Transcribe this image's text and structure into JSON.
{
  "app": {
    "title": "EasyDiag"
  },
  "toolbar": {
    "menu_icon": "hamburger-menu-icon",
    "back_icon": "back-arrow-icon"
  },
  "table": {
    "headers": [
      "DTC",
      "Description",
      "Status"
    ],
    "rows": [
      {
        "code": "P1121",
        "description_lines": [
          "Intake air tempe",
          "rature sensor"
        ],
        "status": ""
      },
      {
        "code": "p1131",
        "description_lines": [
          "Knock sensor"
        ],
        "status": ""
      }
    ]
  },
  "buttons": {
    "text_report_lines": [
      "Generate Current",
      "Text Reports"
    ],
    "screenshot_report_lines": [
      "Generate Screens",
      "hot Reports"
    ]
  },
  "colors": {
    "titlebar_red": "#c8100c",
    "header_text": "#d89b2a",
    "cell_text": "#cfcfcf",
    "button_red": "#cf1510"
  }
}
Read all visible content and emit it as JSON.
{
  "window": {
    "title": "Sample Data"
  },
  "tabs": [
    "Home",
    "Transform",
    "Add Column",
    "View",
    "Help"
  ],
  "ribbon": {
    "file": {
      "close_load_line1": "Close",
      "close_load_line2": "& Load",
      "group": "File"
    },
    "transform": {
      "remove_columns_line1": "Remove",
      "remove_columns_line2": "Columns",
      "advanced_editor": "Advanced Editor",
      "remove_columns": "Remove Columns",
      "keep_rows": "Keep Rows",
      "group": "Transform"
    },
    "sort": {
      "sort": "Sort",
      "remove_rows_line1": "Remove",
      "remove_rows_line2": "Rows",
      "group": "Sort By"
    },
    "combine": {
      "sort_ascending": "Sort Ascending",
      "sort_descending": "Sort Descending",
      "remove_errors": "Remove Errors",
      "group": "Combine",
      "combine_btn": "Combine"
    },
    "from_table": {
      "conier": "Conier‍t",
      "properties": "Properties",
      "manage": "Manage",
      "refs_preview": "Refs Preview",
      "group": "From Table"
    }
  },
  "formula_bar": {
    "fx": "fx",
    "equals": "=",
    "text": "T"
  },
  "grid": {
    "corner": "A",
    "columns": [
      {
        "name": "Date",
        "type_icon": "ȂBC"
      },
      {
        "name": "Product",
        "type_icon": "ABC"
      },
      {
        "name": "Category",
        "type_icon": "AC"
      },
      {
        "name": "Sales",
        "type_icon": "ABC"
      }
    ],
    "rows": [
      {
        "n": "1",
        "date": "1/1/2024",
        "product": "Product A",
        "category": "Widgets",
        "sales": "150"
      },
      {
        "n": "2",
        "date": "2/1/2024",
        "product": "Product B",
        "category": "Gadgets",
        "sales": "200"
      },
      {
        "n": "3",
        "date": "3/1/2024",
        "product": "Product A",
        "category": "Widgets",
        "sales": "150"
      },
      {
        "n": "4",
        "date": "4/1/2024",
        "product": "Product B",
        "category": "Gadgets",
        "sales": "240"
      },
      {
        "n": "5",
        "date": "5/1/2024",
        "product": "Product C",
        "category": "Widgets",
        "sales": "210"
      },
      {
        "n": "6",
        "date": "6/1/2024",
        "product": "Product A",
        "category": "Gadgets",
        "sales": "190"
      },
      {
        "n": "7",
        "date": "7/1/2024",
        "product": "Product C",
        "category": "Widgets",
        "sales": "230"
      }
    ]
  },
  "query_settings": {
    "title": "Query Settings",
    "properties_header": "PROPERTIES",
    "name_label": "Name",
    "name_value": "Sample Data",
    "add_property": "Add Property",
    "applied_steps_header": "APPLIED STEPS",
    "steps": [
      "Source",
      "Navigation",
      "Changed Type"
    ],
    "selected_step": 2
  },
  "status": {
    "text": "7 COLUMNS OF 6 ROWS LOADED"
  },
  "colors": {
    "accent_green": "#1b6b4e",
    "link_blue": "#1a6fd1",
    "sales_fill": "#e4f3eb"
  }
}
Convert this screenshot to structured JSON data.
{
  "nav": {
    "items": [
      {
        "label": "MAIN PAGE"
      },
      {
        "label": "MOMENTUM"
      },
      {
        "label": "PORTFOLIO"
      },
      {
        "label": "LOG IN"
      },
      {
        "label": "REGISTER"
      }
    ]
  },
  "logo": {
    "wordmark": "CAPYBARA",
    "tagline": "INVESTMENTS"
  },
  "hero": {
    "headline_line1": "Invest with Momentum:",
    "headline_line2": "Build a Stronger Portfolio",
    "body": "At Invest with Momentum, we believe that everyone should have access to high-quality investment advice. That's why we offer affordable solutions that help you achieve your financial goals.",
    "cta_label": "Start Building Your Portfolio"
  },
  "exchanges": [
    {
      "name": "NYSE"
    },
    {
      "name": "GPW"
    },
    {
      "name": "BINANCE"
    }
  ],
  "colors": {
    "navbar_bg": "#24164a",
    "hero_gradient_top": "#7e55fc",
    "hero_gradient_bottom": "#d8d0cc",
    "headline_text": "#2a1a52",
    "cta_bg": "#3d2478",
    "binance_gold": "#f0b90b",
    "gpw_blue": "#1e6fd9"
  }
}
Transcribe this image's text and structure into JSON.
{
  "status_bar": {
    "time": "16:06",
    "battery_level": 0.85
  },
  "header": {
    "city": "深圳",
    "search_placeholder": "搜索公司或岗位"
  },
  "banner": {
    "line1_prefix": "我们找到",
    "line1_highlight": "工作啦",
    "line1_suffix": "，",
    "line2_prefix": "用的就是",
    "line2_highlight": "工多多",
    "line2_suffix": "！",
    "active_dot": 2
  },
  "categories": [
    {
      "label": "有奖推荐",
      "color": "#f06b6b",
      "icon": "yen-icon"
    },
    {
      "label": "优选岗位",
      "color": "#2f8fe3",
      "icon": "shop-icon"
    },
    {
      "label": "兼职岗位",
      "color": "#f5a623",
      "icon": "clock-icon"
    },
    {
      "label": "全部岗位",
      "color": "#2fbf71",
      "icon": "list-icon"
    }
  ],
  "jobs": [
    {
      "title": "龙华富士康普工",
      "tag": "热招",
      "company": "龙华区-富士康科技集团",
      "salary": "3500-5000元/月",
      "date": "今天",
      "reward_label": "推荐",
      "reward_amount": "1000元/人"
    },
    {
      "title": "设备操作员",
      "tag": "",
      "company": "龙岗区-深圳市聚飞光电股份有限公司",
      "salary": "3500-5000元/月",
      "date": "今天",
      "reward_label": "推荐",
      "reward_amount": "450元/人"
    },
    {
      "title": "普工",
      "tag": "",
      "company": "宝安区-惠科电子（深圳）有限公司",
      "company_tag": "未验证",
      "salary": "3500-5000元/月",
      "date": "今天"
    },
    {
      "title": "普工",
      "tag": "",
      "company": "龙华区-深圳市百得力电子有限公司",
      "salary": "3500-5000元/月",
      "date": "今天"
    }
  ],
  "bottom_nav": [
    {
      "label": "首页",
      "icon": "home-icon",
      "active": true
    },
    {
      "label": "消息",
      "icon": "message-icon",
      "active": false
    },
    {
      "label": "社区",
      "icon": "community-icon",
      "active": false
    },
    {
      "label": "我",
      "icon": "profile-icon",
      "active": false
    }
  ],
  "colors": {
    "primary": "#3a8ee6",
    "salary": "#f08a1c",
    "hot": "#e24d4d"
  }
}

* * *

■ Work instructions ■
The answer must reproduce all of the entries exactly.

■ Exercise output ■
Transcribe this image's text and structure into JSON.
{
  "app": {
    "title": "EasyDiag"
  },
  "toolbar": {
    "menu_icon": "hamburger-menu-icon",
    "back_icon": "back-arrow-icon"
  },
  "table": {
    "headers": [
      "DTC",
      "Description",
      "Status"
    ],
    "rows": [
      {
        "code": "P1121",
        "description_lines": [
          "Intake air tempe",
          "rature sensor"
        ],
        "status": ""
      },
      {
        "code": "p1131",
        "description_lines": [
          "Knock sensor"
        ],
        "status": ""
      }
    ]
  },
  "buttons": {
    "text_report_lines": [
      "Generate Current",
      "Text Reports"
    ],
    "screenshot_report_lines": [
      "Generate Screens",
      "hot Reports"
    ]
  },
  "colors": {
    "titlebar_red": "#c8100c",
    "header_text": "#d89b2a",
    "cell_text": "#cfcfcf",
    "button_red": "#cf1510"
  }
}
Read all visible content and emit it as JSON.
{
  "window": {
    "title": "Sample Data"
  },
  "tabs": [
    "Home",
    "Transform",
    "Add Column",
    "View",
    "Help"
  ],
  "ribbon": {
    "file": {
      "close_load_line1": "Close",
      "close_load_line2": "& Load",
      "group": "File"
    },
    "transform": {
      "remove_columns_line1": "Remove",
      "remove_columns_line2": "Columns",
      "advanced_editor": "Advanced Editor",
      "remove_columns": "Remove Columns",
      "keep_rows": "Keep Rows",
      "group": "Transform"
    },
    "sort": {
      "sort": "Sort",
      "remove_rows_line1": "Remove",
      "remove_rows_line2": "Rows",
      "group": "Sort By"
    },
    "combine": {
      "sort_ascending": "Sort Ascending",
      "sort_descending": "Sort Descending",
      "remove_errors": "Remove Errors",
      "group": "Combine",
      "combine_btn": "Combine"
    },
    "from_table": {
      "conier": "Conier‍t",
      "properties": "Properties",
      "manage": "Manage",
      "refs_preview": "Refs Preview",
      "group": "From Table"
    }
  },
  "formula_bar": {
    "fx": "fx",
    "equals": "=",
    "text": "T"
  },
  "grid": {
    "corner": "A",
    "columns": [
      {
        "name": "Date",
        "type_icon": "ȂBC"
      },
      {
        "name": "Product",
        "type_icon": "ABC"
      },
      {
        "name": "Category",
        "type_icon": "AC"
      },
      {
        "name": "Sales",
        "type_icon": "ABC"
      }
    ],
    "rows": [
      {
        "n": "1",
        "date": "1/1/2024",
        "product": "Product A",
        "category": "Widgets",
        "sales": "150"
      },
      {
        "n": "2",
        "date": "2/1/2024",
        "product": "Product B",
        "category": "Gadgets",
        "sales": "200"
      },
      {
        "n": "3",
        "date": "3/1/2024",
        "product": "Product A",
        "category": "Widgets",
        "sales": "150"
      },
      {
        "n": "4",
        "date": "4/1/2024",
        "product": "Product B",
        "category": "Gadgets",
        "sales": "240"
      },
      {
        "n": "5",
        "date": "5/1/2024",
        "product": "Product C",
        "category": "Widgets",
        "sales": "210"
      },
      {
        "n": "6",
        "date": "6/1/2024",
        "product": "Product A",
        "category": "Gadgets",
        "sales": "190"
      },
      {
        "n": "7",
        "date": "7/1/2024",
        "product": "Product C",
        "category": "Widgets",
        "sales": "230"
      }
    ]
  },
  "query_settings": {
    "title": "Query Settings",
    "properties_header": "PROPERTIES",
    "name_label": "Name",
    "name_value": "Sample Data",
    "add_property": "Add Property",
    "applied_steps_header": "APPLIED STEPS",
    "steps": [
      "Source",
      "Navigation",
      "Changed Type"
    ],
    "selected_step": 2
  },
  "status": {
    "text": "7 COLUMNS OF 6 ROWS LOADED"
  },
  "colors": {
    "accent_green": "#1b6b4e",
    "link_blue": "#1a6fd1",
    "sales_fill": "#e4f3eb"
  }
}
Convert this screenshot to structured JSON data.
{
  "nav": {
    "items": [
      {
        "label": "MAIN PAGE"
      },
      {
        "label": "MOMENTUM"
      },
      {
        "label": "PORTFOLIO"
      },
      {
        "label": "LOG IN"
      },
      {
        "label": "REGISTER"
      }
    ]
  },
  "logo": {
    "wordmark": "CAPYBARA",
    "tagline": "INVESTMENTS"
  },
  "hero": {
    "headline_line1": "Invest with Momentum:",
    "headline_line2": "Build a Stronger Portfolio",
    "body": "At Invest with Momentum, we believe that everyone should have access to high-quality investment advice. That's why we offer affordable solutions that help you achieve your financial goals.",
    "cta_label": "Start Building Your Portfolio"
  },
  "exchanges": [
    {
      "name": "NYSE"
    },
    {
      "name": "GPW"
    },
    {
      "name": "BINANCE"
    }
  ],
  "colors": {
    "navbar_bg": "#24164a",
    "hero_gradient_top": "#7e55fc",
    "hero_gradient_bottom": "#d8d0cc",
    "headline_text": "#2a1a52",
    "cta_bg": "#3d2478",
    "binance_gold": "#f0b90b",
    "gpw_blue": "#1e6fd9"
  }
}
Transcribe this image's text and structure into JSON.
{
  "status_bar": {
    "time": "16:06",
    "battery_level": 0.85
  },
  "header": {
    "city": "深圳",
    "search_placeholder": "搜索公司或岗位"
  },
  "banner": {
    "line1_prefix": "我们找到",
    "line1_highlight": "工作啦",
    "line1_suffix": "，",
    "line2_prefix": "用的就是",
    "line2_highlight": "工多多",
    "line2_suffix": "！",
    "active_dot": 2
  },
  "categories": [
    {
      "label": "有奖推荐",
      "color": "#f06b6b",
      "icon": "yen-icon"
    },
    {
      "label": "优选岗位",
      "color": "#2f8fe3",
      "icon": "shop-icon"
    },
    {
      "label": "兼职岗位",
      "color": "#f5a623",
      "icon": "clock-icon"
    },
    {
      "label": "全部岗位",
      "color": "#2fbf71",
      "icon": "list-icon"
    }
  ],
  "jobs": [
    {
      "title": "龙华富士康普工",
      "tag": "热招",
      "company": "龙华区-富士康科技集团",
      "salary": "3500-5000元/月",
      "date": "今天",
      "reward_label": "推荐",
      "reward_amount": "1000元/人"
    },
    {
      "title": "设备操作员",
      "tag": "",
      "company": "龙岗区-深圳市聚飞光电股份有限公司",
      "salary": "3500-5000元/月",
      "date": "今天",
      "reward_label": "推荐",
      "reward_amount": "450元/人"
    },
    {
      "title": "普工",
      "tag": "",
      "company": "宝安区-惠科电子（深圳）有限公司",
      "company_tag": "未验证",
      "salary": "3500-5000元/月",
      "date": "今天"
    },
    {
      "title": "普工",
      "tag": "",
      "company": "龙华区-深圳市百得力电子有限公司",
      "salary": "3500-5000元/月",
      "date": "今天"
    }
  ],
  "bottom_nav": [
    {
      "label": "首页",
      "icon": "home-icon",
      "active": true
    },
    {
      "label": "消息",
      "icon": "message-icon",
      "active": false
    },
    {
      "label": "社区",
      "icon": "community-icon",
      "active": false
    },
    {
      "label": "我",
      "icon": "profile-icon",
      "active": false
    }
  ],
  "colors": {
    "primary": "#3a8ee6",
    "salary": "#f08a1c",
    "hot": "#e24d4d"
  }
}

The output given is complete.